## [What the exercise asks]
Your task is to count the lines of the entries below that include the word "Logs" and to give only the resulting number.

====== Provided entries ======

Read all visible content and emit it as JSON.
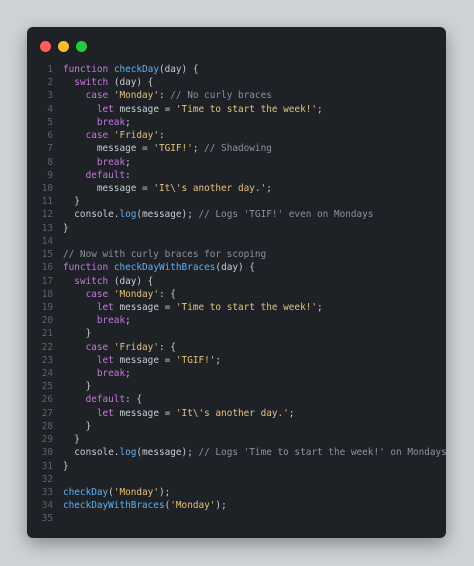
{
  "window": {
    "controls": [
      {
        "name": "close-button",
        "color": "#ff5f57"
      },
      {
        "name": "minimize-button",
        "color": "#febc2e"
      },
      {
        "name": "maximize-button",
        "color": "#28c840"
      }
    ]
  },
  "code": {
    "lines": [
      {
        "n": "1",
        "tokens": [
          [
            "kw",
            "function "
          ],
          [
            "fn",
            "checkDay"
          ],
          [
            "pl",
            "(day) {"
          ]
        ]
      },
      {
        "n": "2",
        "tokens": [
          [
            "pl",
            "  "
          ],
          [
            "kw",
            "switch"
          ],
          [
            "pl",
            " (day) {"
          ]
        ]
      },
      {
        "n": "3",
        "tokens": [
          [
            "pl",
            "    "
          ],
          [
            "kw",
            "case "
          ],
          [
            "str",
            "'Monday'"
          ],
          [
            "pl",
            ": "
          ],
          [
            "cm",
            "// No curly braces"
          ]
        ]
      },
      {
        "n": "4",
        "tokens": [
          [
            "pl",
            "      "
          ],
          [
            "kw",
            "let "
          ],
          [
            "pl",
            "message = "
          ],
          [
            "str",
            "'Time to start the week!'"
          ],
          [
            "pl",
            ";"
          ]
        ]
      },
      {
        "n": "5",
        "tokens": [
          [
            "pl",
            "      "
          ],
          [
            "kw",
            "break"
          ],
          [
            "pl",
            ";"
          ]
        ]
      },
      {
        "n": "6",
        "tokens": [
          [
            "pl",
            "    "
          ],
          [
            "kw",
            "case "
          ],
          [
            "str",
            "'Friday'"
          ],
          [
            "pl",
            ":"
          ]
        ]
      },
      {
        "n": "7",
        "tokens": [
          [
            "pl",
            "      message = "
          ],
          [
            "str",
            "'TGIF!'"
          ],
          [
            "pl",
            "; "
          ],
          [
            "cm",
            "// Shadowing"
          ]
        ]
      },
      {
        "n": "8",
        "tokens": [
          [
            "pl",
            "      "
          ],
          [
            "kw",
            "break"
          ],
          [
            "pl",
            ";"
          ]
        ]
      },
      {
        "n": "9",
        "tokens": [
          [
            "pl",
            "    "
          ],
          [
            "kw",
            "default"
          ],
          [
            "pl",
            ":"
          ]
        ]
      },
      {
        "n": "10",
        "tokens": [
          [
            "pl",
            "      message = "
          ],
          [
            "str",
            "'It\\'s another day.'"
          ],
          [
            "pl",
            ";"
          ]
        ]
      },
      {
        "n": "11",
        "tokens": [
          [
            "pl",
            "  }"
          ]
        ]
      },
      {
        "n": "12",
        "tokens": [
          [
            "pl",
            "  console."
          ],
          [
            "fn",
            "log"
          ],
          [
            "pl",
            "(message); "
          ],
          [
            "cm",
            "// Logs 'TGIF!' even on Mondays"
          ]
        ]
      },
      {
        "n": "13",
        "tokens": [
          [
            "pl",
            "}"
          ]
        ]
      },
      {
        "n": "14",
        "tokens": [
          [
            "pl",
            ""
          ]
        ]
      },
      {
        "n": "15",
        "tokens": [
          [
            "cm",
            "// Now with curly braces for scoping"
          ]
        ]
      },
      {
        "n": "16",
        "tokens": [
          [
            "kw",
            "function "
          ],
          [
            "fn",
            "checkDayWithBraces"
          ],
          [
            "pl",
            "(day) {"
          ]
        ]
      },
      {
        "n": "17",
        "tokens": [
          [
            "pl",
            "  "
          ],
          [
            "kw",
            "switch"
          ],
          [
            "pl",
            " (day) {"
          ]
        ]
      },
      {
        "n": "18",
        "tokens": [
          [
            "pl",
            "    "
          ],
          [
            "kw",
            "case "
          ],
          [
            "str",
            "'Monday'"
          ],
          [
            "pl",
            ": {"
          ]
        ]
      },
      {
        "n": "19",
        "tokens": [
          [
            "pl",
            "      "
          ],
          [
            "kw",
            "let "
          ],
          [
            "pl",
            "message = "
          ],
          [
            "str",
            "'Time to start the week!'"
          ],
          [
            "pl",
            ";"
          ]
        ]
      },
      {
        "n": "20",
        "tokens": [
          [
            "pl",
            "      "
          ],
          [
            "kw",
            "break"
          ],
          [
            "pl",
            ";"
          ]
        ]
      },
      {
        "n": "21",
        "tokens": [
          [
            "pl",
            "    }"
          ]
        ]
      },
      {
        "n": "22",
        "tokens": [
          [
            "pl",
            "    "
          ],
          [
            "kw",
            "case "
          ],
          [
            "str",
            "'Friday'"
          ],
          [
            "pl",
            ": {"
          ]
        ]
      },
      {
        "n": "23",
        "tokens": [
          [
            "pl",
            "      "
          ],
          [
            "kw",
            "let "
          ],
          [
            "pl",
            "message = "
          ],
          [
            "str",
            "'TGIF!'"
          ],
          [
            "pl",
            ";"
          ]
        ]
      },
      {
        "n": "24",
        "tokens": [
          [
            "pl",
            "      "
          ],
          [
            "kw",
            "break"
          ],
          [
            "pl",
            ";"
          ]
        ]
      },
      {
        "n": "25",
        "tokens": [
          [
            "pl",
            "    }"
          ]
        ]
      },
      {
        "n": "26",
        "tokens": [
          [
            "pl",
            "    "
          ],
          [
            "kw",
            "default"
          ],
          [
            "pl",
            ": {"
          ]
        ]
      },
      {
        "n": "27",
        "tokens": [
          [
            "pl",
            "      "
          ],
          [
            "kw",
            "let "
          ],
          [
            "pl",
            "message = "
          ],
          [
            "str",
            "'It\\'s another day.'"
          ],
          [
            "pl",
            ";"
          ]
        ]
      },
      {
        "n": "28",
        "tokens": [
          [
            "pl",
            "    }"
          ]
        ]
      },
      {
        "n": "29",
        "tokens": [
          [
            "pl",
            "  }"
          ]
        ]
      },
      {
        "n": "30",
        "tokens": [
          [
            "pl",
            "  console."
          ],
          [
            "fn",
            "log"
          ],
          [
            "pl",
            "(message); "
          ],
          [
            "cm",
            "// Logs 'Time to start the week!' on Mondays"
          ]
        ]
      },
      {
        "n": "31",
        "tokens": [
          [
            "pl",
            "}"
          ]
        ]
      },
      {
        "n": "32",
        "tokens": [
          [
            "pl",
            ""
          ]
        ]
      },
      {
        "n": "33",
        "tokens": [
          [
            "fn",
            "checkDay"
          ],
          [
            "pl",
            "("
          ],
          [
            "str",
            "'Monday'"
          ],
          [
            "pl",
            ");"
          ]
        ]
      },
      {
        "n": "34",
        "tokens": [
          [
            "fn",
            "checkDayWithBraces"
          ],
          [
            "pl",
            "("
          ],
          [
            "str",
            "'Monday'"
          ],
          [
            "pl",
            ");"
          ]
        ]
      },
      {
        "n": "35",
        "tokens": [
          [
            "pl",
            ""
          ]
        ]
      }
    ]
  }
}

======

## [Task answer]
2